Fleischer ran to the four-wheel drive. He grabbed a torch and then offered it to Nathan. ‘Can you find her? Can you go looking for her and find her?’
Nathan ignored the torch. He tipped his head back and seemed to sniff the icy breeze of the coming night. ‘’s too late—she’s gone.’
Fleischer shone the torch up the gully. ‘Don’t be ridiculous. She’s only been missing a few minutes—hours. She can’t be gone too far.’ He said this to allay his growing sense of alarm.

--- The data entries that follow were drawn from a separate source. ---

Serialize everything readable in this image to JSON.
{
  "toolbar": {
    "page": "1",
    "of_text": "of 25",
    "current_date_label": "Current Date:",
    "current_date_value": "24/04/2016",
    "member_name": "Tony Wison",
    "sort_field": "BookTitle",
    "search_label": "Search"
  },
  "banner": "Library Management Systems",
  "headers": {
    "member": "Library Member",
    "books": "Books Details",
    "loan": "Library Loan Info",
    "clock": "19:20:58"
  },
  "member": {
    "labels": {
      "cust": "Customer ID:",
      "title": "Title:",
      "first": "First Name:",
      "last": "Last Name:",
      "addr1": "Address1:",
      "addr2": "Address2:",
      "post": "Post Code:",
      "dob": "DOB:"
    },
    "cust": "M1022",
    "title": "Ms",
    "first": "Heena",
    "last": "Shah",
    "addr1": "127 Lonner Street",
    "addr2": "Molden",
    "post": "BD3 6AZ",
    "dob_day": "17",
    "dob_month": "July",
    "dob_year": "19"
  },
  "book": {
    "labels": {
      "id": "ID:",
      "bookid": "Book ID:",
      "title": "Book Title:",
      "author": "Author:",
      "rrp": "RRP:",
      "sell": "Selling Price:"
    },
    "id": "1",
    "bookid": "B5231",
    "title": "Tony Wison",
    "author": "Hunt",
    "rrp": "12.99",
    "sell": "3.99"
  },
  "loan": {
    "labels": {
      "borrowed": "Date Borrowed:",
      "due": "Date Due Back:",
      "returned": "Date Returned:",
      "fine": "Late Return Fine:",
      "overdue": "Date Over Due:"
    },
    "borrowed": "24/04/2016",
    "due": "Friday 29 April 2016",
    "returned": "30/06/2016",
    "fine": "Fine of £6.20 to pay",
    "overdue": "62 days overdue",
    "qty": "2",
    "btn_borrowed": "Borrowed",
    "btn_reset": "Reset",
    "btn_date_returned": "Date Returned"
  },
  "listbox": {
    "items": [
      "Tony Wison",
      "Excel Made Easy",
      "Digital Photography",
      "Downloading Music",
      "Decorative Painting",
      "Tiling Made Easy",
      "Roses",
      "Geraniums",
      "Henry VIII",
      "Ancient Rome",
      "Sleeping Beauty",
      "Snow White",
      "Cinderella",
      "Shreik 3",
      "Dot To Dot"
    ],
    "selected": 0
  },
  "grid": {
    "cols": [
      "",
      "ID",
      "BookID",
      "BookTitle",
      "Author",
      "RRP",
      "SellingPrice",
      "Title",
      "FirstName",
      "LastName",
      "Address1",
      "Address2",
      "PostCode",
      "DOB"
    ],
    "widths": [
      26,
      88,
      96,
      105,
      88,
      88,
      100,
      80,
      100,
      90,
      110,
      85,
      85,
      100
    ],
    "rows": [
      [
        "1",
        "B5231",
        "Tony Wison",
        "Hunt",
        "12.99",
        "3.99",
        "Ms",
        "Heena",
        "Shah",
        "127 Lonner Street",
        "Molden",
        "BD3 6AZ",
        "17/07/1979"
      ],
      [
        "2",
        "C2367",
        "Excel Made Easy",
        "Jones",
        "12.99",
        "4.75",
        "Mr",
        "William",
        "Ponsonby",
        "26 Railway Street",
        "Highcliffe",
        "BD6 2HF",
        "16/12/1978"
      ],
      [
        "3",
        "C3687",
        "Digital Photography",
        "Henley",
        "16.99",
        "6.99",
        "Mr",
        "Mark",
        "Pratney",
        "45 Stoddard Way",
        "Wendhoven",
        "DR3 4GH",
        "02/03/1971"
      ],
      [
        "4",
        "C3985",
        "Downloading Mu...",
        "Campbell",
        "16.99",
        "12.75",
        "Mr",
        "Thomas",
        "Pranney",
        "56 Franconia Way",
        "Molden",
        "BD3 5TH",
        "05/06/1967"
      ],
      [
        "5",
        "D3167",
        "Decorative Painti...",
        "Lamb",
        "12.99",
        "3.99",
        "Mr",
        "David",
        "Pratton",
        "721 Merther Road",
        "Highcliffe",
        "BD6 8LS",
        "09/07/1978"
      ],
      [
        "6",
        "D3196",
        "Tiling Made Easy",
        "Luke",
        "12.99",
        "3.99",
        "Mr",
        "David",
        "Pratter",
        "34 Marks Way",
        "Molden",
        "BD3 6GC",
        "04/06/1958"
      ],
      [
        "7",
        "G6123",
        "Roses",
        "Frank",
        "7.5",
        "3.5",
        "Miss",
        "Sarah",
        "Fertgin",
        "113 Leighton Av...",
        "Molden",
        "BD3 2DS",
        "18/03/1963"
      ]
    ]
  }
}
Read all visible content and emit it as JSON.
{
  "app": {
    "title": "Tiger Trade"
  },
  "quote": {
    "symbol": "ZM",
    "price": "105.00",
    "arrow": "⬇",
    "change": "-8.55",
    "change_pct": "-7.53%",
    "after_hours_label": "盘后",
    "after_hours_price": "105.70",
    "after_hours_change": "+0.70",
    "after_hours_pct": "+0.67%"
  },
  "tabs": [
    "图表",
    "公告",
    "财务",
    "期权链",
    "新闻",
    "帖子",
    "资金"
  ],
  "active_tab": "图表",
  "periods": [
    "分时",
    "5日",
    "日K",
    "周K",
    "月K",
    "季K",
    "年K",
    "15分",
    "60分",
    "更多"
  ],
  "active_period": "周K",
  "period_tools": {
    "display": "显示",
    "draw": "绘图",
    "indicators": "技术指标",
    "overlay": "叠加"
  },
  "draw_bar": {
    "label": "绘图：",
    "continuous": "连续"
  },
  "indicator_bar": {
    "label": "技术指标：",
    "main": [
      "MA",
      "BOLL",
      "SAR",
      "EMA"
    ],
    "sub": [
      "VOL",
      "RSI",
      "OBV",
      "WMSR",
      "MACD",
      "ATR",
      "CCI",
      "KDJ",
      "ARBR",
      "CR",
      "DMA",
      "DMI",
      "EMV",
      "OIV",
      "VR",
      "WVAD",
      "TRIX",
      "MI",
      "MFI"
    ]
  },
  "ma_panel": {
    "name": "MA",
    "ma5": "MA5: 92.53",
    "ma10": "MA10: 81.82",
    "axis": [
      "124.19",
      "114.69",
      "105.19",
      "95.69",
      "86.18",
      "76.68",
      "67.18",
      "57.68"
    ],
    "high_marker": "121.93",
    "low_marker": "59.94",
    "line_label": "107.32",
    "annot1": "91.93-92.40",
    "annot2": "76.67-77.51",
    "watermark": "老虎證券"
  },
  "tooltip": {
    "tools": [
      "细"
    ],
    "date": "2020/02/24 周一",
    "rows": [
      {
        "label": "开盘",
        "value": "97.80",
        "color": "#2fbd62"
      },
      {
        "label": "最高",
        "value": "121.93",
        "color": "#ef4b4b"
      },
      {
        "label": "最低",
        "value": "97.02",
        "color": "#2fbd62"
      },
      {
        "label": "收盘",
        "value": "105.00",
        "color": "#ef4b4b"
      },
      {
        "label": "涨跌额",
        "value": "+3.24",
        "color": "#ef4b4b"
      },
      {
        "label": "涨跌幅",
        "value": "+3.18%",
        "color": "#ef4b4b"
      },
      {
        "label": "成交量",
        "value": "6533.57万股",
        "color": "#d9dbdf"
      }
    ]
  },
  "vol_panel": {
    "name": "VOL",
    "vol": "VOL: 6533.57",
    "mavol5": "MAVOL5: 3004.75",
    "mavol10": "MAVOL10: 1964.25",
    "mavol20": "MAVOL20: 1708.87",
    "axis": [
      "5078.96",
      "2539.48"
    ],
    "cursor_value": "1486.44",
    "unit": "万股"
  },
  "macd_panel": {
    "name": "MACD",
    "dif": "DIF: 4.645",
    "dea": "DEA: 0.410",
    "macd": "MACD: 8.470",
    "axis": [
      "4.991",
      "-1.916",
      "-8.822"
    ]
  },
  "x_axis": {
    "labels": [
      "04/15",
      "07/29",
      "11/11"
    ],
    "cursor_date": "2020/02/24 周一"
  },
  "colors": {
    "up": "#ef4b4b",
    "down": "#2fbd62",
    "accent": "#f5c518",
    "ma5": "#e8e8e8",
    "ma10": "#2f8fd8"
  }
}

Fleischer stormed from the camp. He swished the torchlight from side to side. He had to do something to will his daughter back.
Nathan turned and began building up the fire.
Fleischer stumped back into camp and stood over Nathan. ‘Well, aren’t you coming?’
Nathan looked up at Fleischer. ‘She not here, Arthur.’ He then crouched down and blew at the coals igniting the fire.
‘Oh, don’t give me excuses.’
Nathan rested on his haunches. ‘She okay, Arthur. She in other world. She safe for now. Don’ worry spirit people look after her.’
‘I don’t believe you, she’s not dead.’
‘She no’ dead. She wi’ boy,’ Nathan said. ‘She come back.’
Fleischer scanned the first stars blinking in the sky. ‘Yeah, right, I think you’re making it all up. Well, I’m going to find her.’ He shone the torch up the gorge and then paced out of the campsite.
Nathan called behind him. ‘She come home unless the bad man stop her. That Walter, you watch him. Him bad man.’
Arthur Fleischer shook his head as he tramped up the gorge. ‘Not here—another world—spirit people. Chewing too much “pitcherie” if you ask me.’ He scrambled over boulders and climbed higher. He yelled over and over. ‘Amie? Amie? Are you there? Amie? Where are you?’
[to be continued…]
© Lee-Anne Marie Kling 2017
Photo: Cliffs of Western MacDonnell Ranges © C.D. Trudinger 1981